SAVANNAH SPARROW (Passerculus sandwichensis) – (See images below)
DESCRIPTION: The Savannah Sparrow has a distinctive yellow spot before the eye that helps in differentiating it from other similar sparrows. The back is brown with darker streaks. The underparts are grey with brown streaks. The bird also has a faint brown marking in the middle of the breast. The brown head feathers are sometimes raised, giving the appearance of a crest. Its length is about 15 cm (6 inches). The Savannah sparrow has many subspecies that vary in plumage.
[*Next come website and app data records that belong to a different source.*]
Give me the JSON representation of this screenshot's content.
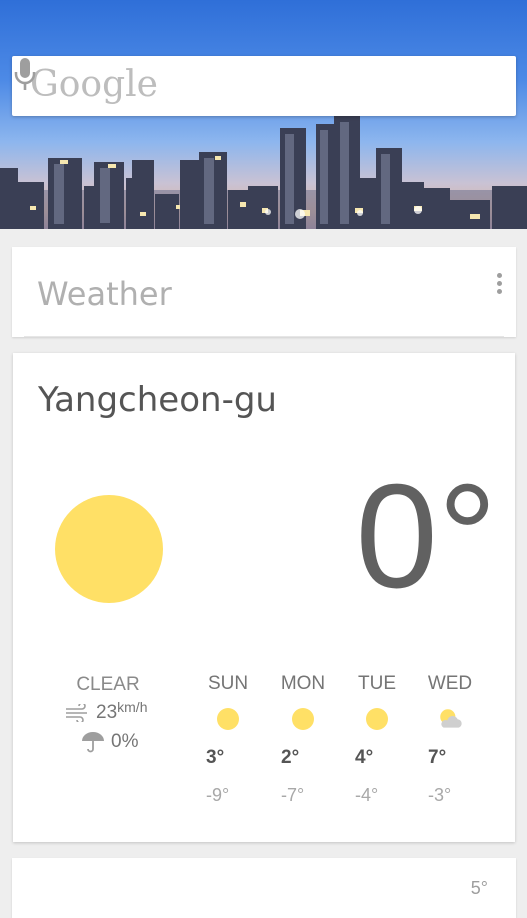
{
  "search": {
    "logo_text": "Google",
    "mic_icon": "microphone-icon"
  },
  "weather_card_title": {
    "title": "Weather",
    "menu_icon": "more-vertical-icon"
  },
  "weather": {
    "location": "Yangcheon-gu",
    "current_temp": "0°",
    "current_icon": "sun-icon",
    "condition": "CLEAR",
    "wind": "23",
    "wind_unit": "km/h",
    "precipitation": "0%",
    "forecast": [
      {
        "day": "SUN",
        "icon": "sun-icon",
        "high": "3°",
        "low": "-9°"
      },
      {
        "day": "MON",
        "icon": "sun-icon",
        "high": "2°",
        "low": "-7°"
      },
      {
        "day": "TUE",
        "icon": "sun-icon",
        "high": "4°",
        "low": "-4°"
      },
      {
        "day": "WED",
        "icon": "partly-cloudy-icon",
        "high": "7°",
        "low": "-3°"
      }
    ]
  },
  "next_card": {
    "partial_text": "5°"
  },
  "colors": {
    "sun": "#ffe066",
    "accent_blue": "#2f6fd8"
  }
}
NAME: The English name ‘Sparrow’ derives from Anglo-Saxon ‘Spearwa’, which means ‘flutterer’, and it has been applied to many small birds (Choate). The name ‘Savannah’ does mean it can be found in the savannah, but rather from the town name in Georgia where the first specimen was found. The Latin genus name ‘Passerculus’ means ‘little sparrow’. The Latin species name ‘sandwichensis’ is unlikely to refer to the former name of the Hawaiian Islands, rather to one of a few places with that name in the continental USA or in Ontario.
HABITAT: Fields, grasslands and other open spaces.
DIET: Mostly insects in the summer, mostly seeds in the winter.
NESTING: The nest is placed on the ground in a well-concealed area. An average of four creamy eggs are laid, which are incubated by the female. Both parents feed the chicks.
DISTRIBUTION: Savannah sparrows are widespread in North America. They breed through all of Canada, Alaska, and the northern part of the USA. This bird winters in the southern part of the USA and Mexico. Some vagrants have been able to reach Hawaii (see note below on bird vagrancy).
ON PEI: The Savannah sparrow breeds on Prince Edward Island and is very common, except in the winter.
CONSERVATION: This sparrow has a large population in the 170 million range, and is currently not at risk. One subspecies called the Ipswich Sparrow is of ‘Special Concern’ as per COSEWIC. Some reasons include bad weather events, loss of breeding habitat, degradation of beaches to development on migration areas.
Vagrancy: In biology this means an animal going way outside its normal range. For birds, this can happen when there are storms and they get blown off course. On other times, the bird simply wanders in a different direction than usual. Here’s an article about vagrancy in birds.
SIMILAR SPECIES: Song Sparrow, Lincoln’s Sparrow, Fox Sparrow, Vesper Sparrow

Savannah Sparrow – Brackley Marsh, PEI National Park – Mar 7, 2018 – photo by Roberta Palmer
Savannah sparrow, PEI, Roberta Palmer
Savannah Sparrow Borden, PEI – Sept. 2, 2013 – photo by Roberta Palmer
Savannah sparrow, PEI, Roberta Palmer